July 1, 2019, KLAMATH FALLS, Ore. – The Oregon Institute of Technology’s (Oregon Tech’s) president, Dr. Nagi Naganathan, today announced that the university would reduce its tuition rate increase to 6 percent, instead of the previously announced rate increase of 9 percent. This is based on the budget approved for Oregon’s public universities by the Oregon Legislature on June 29. Oregon Tech’s Board of Trustees, at its May 30 meeting, had approved the higher rate based on legislative proposals being floated at that time, with the caveat that the rate would be reduced should the legislatively approved budget exceed those amounts.
“We’re very pleased to be able to pass the good news on the tuition rate reduction to our students and families,” said Dr. Naganathan. “Our thanks goes to Governor Brown and the Oregon Legislature for their special efforts throughout the Session to balance the needs of Oregon’s university students – particularly those with the greatest financial and academic needs – against the limitations of state resources and existing liabilities.”
The Public University Support Fund for 2019-21, which provides funding to all seven universities, was passed by both the House and Senate at $837 million, an increase of $100 million over the budget approved in the 2017 Session. Oregon Tech will use much of this increased funding to benefit its students by reducing the tuition increase rates. At the same, the university will still implement budget reductions in order to make other investments in student outreach and support services, and equipment used in teaching and lab instruction, as well as for increased scholarship support for students with financial need.

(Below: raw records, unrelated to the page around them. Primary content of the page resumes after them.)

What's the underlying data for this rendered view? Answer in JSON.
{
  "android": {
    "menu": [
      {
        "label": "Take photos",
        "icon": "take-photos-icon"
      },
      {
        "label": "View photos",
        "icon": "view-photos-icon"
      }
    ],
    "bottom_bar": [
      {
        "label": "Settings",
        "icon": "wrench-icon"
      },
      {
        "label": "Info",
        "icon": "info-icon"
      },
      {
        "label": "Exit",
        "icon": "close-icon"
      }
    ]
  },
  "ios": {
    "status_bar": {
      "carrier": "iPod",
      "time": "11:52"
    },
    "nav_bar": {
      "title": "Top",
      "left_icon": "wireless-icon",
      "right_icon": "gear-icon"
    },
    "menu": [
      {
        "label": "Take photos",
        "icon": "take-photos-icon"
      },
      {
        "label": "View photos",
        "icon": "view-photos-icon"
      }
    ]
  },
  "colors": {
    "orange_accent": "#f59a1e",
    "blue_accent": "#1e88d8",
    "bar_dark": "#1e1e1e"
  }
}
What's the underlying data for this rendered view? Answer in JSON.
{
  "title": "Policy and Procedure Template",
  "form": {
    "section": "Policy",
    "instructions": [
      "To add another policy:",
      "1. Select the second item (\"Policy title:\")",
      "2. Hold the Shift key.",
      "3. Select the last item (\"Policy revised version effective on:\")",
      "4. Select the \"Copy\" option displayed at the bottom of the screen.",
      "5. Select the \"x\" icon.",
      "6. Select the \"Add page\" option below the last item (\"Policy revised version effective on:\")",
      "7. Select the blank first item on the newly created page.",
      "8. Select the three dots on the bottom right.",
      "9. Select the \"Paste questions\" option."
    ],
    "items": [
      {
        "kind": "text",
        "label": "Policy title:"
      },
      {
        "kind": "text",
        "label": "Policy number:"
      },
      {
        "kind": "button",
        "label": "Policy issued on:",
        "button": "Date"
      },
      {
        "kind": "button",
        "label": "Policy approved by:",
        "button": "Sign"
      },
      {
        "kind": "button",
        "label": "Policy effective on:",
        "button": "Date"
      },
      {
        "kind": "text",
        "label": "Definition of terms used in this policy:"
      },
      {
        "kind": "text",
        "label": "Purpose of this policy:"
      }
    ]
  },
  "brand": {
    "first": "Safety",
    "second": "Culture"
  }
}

Oregon Tech utilizes a Tuition Recommendation Committee to develop its proposal for tuition increases. The committee involves strong student leadership, as well as faculty and staff engagement. Out of the 12 members on the committee, half are students. They develop a proposed rate based on student and university needs, focusing on programs, quality, affordability, support for at-risk students and budget dynamics; and forward a recommendation to the student government for their review before their recommendation to the university president. The president then brings the final recommendation to the Board of Trustees for their review and approval.